The MMRA stays current on these matters and then disseminates this information to the neighborhood residents. The MMRA is a volunteer organization. It is composed of its members, board members and officers.

MMRA Boundaries:

  • Northern: Wilshire Blvd; Eastern: La Brea Ave; Southern: San Vicente Blvd; Western: Fairfax Ave.


Topics of interest:



James O’Sullivan, President/Masselin james.osullivan@miraclemilela.com

Alice S. Cassidy, Vice President/Detroit alice.cassidy@miraclemilela.com

Joe Steins, Treasurer and Recording Secretary/Sierra Bonita joseph.steins@miraclemilela.com

Ken Hixon, Vice President–Director of Communications/Genesee kenhixon@miraclemilela.com

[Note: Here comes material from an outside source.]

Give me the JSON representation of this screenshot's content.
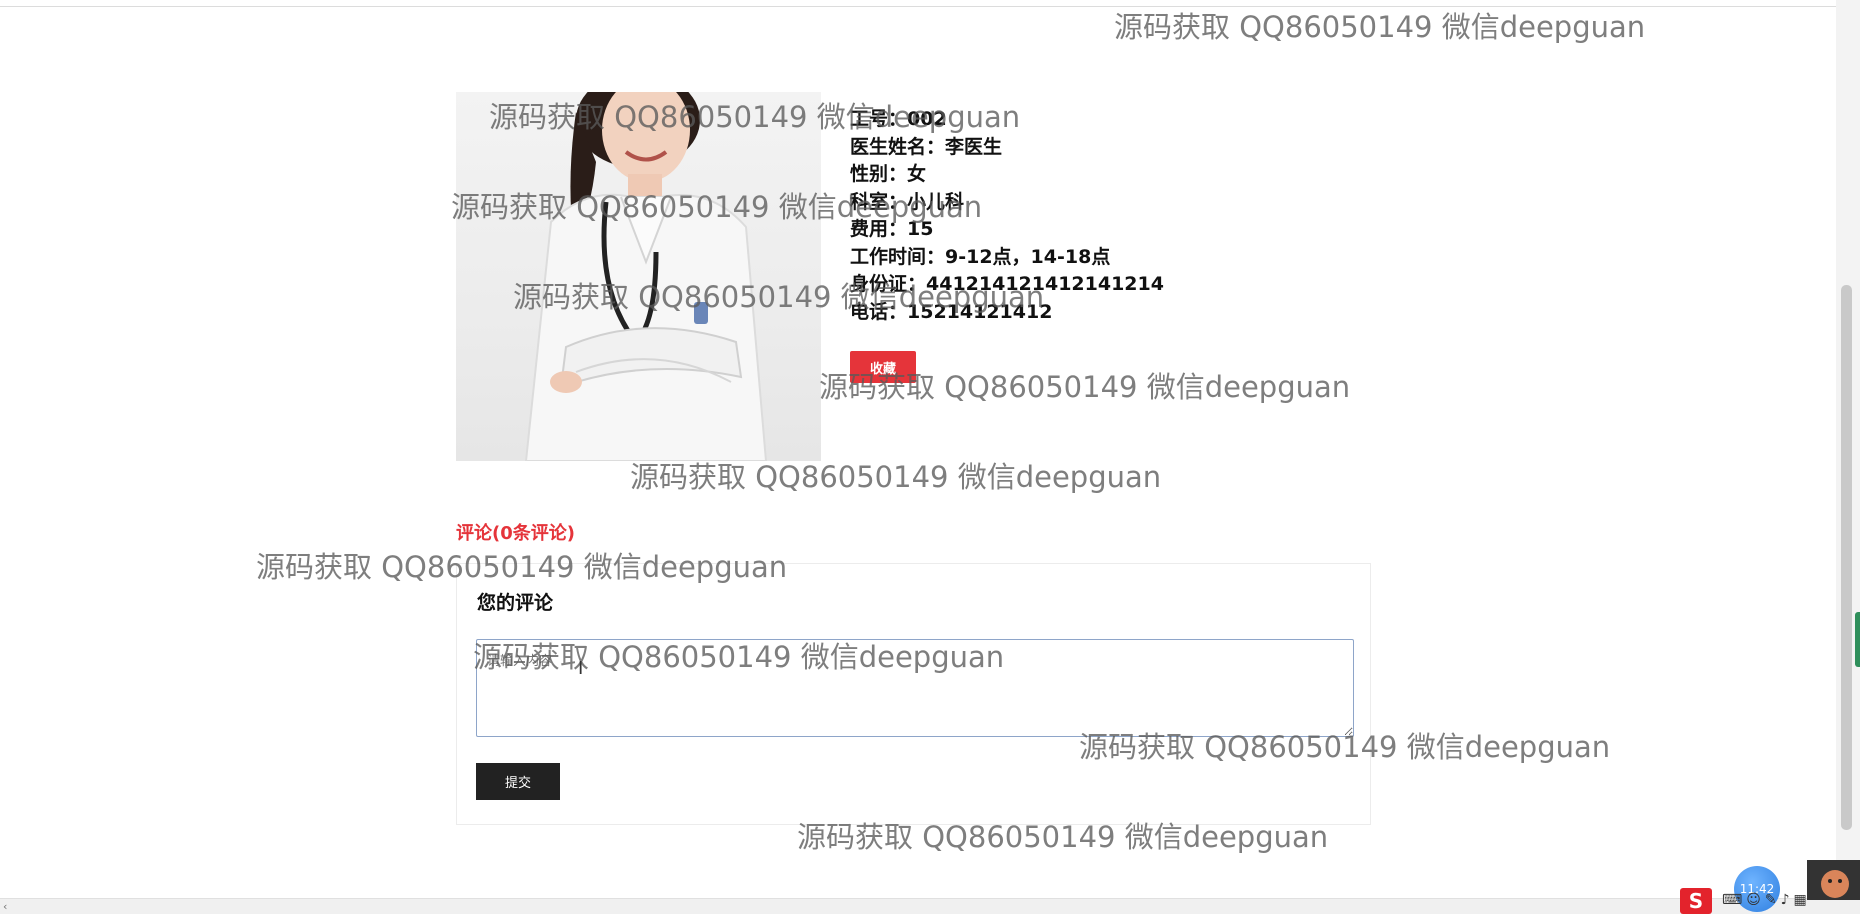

Mark Zecca, Chairperson, Miracle Mile HPOZ Committee/Dunsmuir